They have been dubbed the “Jamaican bobsled team” of this year’s World Baseball Classic.
Team Israel is ranked 41st in the world. But this week, they beat the Netherlands, South Korea and Chinese Taipei, all of which are ranked significantly higher.
Danielle Barta, who lives in Jerusalem and works as the regional director of the Isreal Association of Baseball, has been rapt, watching it all.
As much as she can, that is.
“It is actually very difficult to get a feed in Israel,” says Barta. “So, you’re stuck trying to find some not-so-reliable feed in a foreign language — like, the first game I watched in Korean, the third game I watched in Spanish.”
But for the game next week, the nation is coming together.
“We’re having a big showing at a sports bar, and we’ve invited all the fans from all over the country to come and join and watch with us,” Barta says. “So, we’re making a big party of it, a celebration of what Israel has done already and what it will hopefully be doing in the next round.”
Some speculate that Israel’s team is playing so well, in part thanks to the support of their mascot, the “Mensch on a Bench.”
This mensch — a word used in Yiddish to mean a person of integrity — is a life-size, plush doll that the team takes everywhere with them. The mascot name is kind of inspired by the “Elf on the Shelf,” Barta says.
“It looks like an older man with a long beard and mustache, wearing a prayer shawl and holding a candle,” she says. “The team has said he is their spiritual leader.
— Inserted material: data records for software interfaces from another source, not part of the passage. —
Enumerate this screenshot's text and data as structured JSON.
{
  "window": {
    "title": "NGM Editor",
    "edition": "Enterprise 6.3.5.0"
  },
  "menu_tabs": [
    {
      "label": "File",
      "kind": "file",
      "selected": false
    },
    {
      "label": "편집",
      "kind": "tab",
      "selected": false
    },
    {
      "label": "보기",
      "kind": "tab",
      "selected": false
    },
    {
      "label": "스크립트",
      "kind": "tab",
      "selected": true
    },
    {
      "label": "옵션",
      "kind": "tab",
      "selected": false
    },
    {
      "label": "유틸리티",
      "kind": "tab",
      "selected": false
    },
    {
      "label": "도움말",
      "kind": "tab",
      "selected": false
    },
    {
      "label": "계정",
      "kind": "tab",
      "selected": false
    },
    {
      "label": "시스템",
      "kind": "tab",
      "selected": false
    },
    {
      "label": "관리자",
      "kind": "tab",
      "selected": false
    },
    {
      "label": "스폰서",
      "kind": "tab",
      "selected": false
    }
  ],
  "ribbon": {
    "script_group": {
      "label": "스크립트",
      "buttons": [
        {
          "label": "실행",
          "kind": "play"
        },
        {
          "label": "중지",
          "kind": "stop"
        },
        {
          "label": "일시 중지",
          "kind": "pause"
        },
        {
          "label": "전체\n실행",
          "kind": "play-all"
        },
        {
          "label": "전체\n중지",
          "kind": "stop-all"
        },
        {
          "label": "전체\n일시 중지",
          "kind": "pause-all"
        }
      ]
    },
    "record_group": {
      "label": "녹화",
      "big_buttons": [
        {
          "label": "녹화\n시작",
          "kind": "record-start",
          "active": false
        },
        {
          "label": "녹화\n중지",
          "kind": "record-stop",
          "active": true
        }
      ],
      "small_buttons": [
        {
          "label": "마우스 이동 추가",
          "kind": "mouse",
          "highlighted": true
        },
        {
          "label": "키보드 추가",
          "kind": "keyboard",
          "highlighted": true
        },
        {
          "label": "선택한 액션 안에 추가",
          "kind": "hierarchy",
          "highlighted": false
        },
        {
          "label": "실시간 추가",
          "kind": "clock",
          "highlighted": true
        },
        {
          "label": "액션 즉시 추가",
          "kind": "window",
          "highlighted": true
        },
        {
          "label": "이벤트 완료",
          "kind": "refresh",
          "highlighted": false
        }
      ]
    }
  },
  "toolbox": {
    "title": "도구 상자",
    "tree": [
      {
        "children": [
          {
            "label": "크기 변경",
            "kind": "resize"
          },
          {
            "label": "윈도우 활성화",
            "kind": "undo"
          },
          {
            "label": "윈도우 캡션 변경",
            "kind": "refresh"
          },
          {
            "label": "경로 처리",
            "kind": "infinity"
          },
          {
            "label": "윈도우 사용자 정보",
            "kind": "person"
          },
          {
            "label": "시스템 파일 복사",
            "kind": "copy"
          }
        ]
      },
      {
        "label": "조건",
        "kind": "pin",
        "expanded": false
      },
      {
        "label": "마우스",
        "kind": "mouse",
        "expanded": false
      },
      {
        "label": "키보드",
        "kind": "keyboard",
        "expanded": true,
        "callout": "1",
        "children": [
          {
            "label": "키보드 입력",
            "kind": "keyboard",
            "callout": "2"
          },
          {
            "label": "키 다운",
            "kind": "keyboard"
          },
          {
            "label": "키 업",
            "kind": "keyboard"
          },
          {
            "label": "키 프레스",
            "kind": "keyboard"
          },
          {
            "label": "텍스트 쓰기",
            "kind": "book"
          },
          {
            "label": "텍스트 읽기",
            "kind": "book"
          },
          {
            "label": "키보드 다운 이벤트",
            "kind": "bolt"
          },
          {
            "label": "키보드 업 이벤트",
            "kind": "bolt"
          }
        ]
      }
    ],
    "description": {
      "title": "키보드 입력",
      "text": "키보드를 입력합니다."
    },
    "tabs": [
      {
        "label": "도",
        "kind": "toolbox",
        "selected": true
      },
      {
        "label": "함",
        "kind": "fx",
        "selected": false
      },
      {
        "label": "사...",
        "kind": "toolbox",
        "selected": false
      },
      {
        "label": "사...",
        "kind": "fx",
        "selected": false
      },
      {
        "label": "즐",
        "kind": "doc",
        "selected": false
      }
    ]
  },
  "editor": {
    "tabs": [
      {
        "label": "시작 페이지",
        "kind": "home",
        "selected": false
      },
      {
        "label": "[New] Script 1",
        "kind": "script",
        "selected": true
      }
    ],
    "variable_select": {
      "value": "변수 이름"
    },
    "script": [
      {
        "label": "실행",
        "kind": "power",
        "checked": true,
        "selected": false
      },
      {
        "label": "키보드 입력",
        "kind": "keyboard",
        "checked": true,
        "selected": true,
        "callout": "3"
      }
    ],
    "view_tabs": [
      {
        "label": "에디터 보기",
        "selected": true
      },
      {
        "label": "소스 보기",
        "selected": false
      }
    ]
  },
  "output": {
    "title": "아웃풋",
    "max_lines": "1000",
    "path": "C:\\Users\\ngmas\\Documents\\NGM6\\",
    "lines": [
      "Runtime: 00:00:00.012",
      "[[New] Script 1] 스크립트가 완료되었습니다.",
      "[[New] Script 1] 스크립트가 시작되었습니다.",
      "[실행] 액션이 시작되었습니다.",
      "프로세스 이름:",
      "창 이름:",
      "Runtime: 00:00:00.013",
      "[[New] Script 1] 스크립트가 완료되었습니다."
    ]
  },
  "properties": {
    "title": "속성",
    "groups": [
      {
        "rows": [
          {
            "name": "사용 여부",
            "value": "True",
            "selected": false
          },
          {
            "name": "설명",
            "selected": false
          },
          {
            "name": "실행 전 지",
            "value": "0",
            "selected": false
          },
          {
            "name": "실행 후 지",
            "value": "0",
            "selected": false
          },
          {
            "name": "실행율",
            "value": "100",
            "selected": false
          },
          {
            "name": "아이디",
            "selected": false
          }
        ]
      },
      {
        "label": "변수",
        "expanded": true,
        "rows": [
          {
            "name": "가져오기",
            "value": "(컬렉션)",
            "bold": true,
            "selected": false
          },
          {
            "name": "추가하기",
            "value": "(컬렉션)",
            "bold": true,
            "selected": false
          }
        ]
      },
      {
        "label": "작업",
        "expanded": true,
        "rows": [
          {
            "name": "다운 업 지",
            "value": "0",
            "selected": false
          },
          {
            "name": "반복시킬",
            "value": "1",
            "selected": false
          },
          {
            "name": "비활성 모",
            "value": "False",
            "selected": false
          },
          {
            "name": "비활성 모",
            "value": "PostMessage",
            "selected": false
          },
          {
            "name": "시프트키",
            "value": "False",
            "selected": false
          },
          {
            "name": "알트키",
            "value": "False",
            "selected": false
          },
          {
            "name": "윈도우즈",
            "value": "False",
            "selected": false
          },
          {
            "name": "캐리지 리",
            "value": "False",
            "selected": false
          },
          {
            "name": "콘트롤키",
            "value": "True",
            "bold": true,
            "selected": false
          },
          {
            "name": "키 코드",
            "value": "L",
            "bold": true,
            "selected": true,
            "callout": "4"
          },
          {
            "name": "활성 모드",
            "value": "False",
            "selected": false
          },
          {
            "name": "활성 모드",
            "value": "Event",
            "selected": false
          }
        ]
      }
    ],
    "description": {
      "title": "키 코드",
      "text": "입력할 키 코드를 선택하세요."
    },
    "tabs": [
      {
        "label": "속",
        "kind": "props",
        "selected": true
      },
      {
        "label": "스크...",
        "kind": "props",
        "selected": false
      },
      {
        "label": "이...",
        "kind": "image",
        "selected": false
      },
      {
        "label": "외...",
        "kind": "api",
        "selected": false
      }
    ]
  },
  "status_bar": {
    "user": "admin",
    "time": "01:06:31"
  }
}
They take care of the baseball part, and he takes care of everything else.”
To Barta, this division of labor makes sense. She doubts that the mensch is any good at baseball.
“He doesn’t have as much training, and he’s gray, so I’m assuming he’s old,” she says, “and I don’t know how fast he can run.”
All joking aside, as baseball director, Barta oversees about 90 kids, and she says that to them, the success of Team Israel means a lot.
“They love seeing the fact that there are Jewish baseball players,” she says. “I think it makes a world of difference.”